## GOAL OF THE EXERCISE
Please restate the records below word for word, leaving out every picture.

## MATERIAL FOR THIS EXERCISE

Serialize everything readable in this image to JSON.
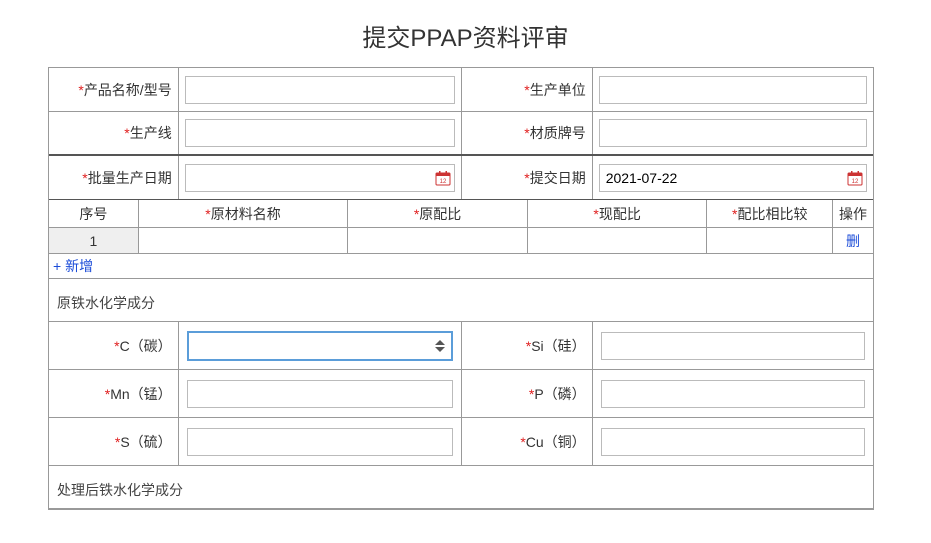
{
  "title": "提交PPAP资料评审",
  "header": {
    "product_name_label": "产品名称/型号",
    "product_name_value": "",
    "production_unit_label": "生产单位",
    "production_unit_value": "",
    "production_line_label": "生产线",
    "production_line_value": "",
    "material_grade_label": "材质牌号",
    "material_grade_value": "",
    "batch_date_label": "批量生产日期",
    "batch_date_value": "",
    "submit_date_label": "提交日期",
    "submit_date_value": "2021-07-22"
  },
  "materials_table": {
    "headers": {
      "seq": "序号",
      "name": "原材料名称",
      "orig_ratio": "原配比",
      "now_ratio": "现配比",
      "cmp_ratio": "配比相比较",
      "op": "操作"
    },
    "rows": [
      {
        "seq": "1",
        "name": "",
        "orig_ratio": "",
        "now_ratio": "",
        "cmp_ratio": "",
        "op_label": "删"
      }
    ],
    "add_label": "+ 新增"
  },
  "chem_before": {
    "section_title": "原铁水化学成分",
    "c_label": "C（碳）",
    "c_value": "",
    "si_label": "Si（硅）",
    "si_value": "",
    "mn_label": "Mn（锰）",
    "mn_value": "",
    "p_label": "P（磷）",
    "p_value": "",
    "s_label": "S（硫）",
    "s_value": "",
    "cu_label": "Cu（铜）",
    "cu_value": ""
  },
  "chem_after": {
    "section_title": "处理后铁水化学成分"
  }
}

## ANSWER AREA
Serialize everything readable in this image to JSON.
{
  "title": "提交PPAP资料评审",
  "header": {
    "product_name_label": "产品名称/型号",
    "product_name_value": "",
    "production_unit_label": "生产单位",
    "production_unit_value": "",
    "production_line_label": "生产线",
    "production_line_value": "",
    "material_grade_label": "材质牌号",
    "material_grade_value": "",
    "batch_date_label": "批量生产日期",
    "batch_date_value": "",
    "submit_date_label": "提交日期",
    "submit_date_value": "2021-07-22"
  },
  "materials_table": {
    "headers": {
      "seq": "序号",
      "name": "原材料名称",
      "orig_ratio": "原配比",
      "now_ratio": "现配比",
      "cmp_ratio": "配比相比较",
      "op": "操作"
    },
    "rows": [
      {
        "seq": "1",
        "name": "",
        "orig_ratio": "",
        "now_ratio": "",
        "cmp_ratio": "",
        "op_label": "删"
      }
    ],
    "add_label": "+ 新增"
  },
  "chem_before": {
    "section_title": "原铁水化学成分",
    "c_label": "C（碳）",
    "c_value": "",
    "si_label": "Si（硅）",
    "si_value": "",
    "mn_label": "Mn（锰）",
    "mn_value": "",
    "p_label": "P（磷）",
    "p_value": "",
    "s_label": "S（硫）",
    "s_value": "",
    "cu_label": "Cu（铜）",
    "cu_value": ""
  },
  "chem_after": {
    "section_title": "处理后铁水化学成分"
  }
}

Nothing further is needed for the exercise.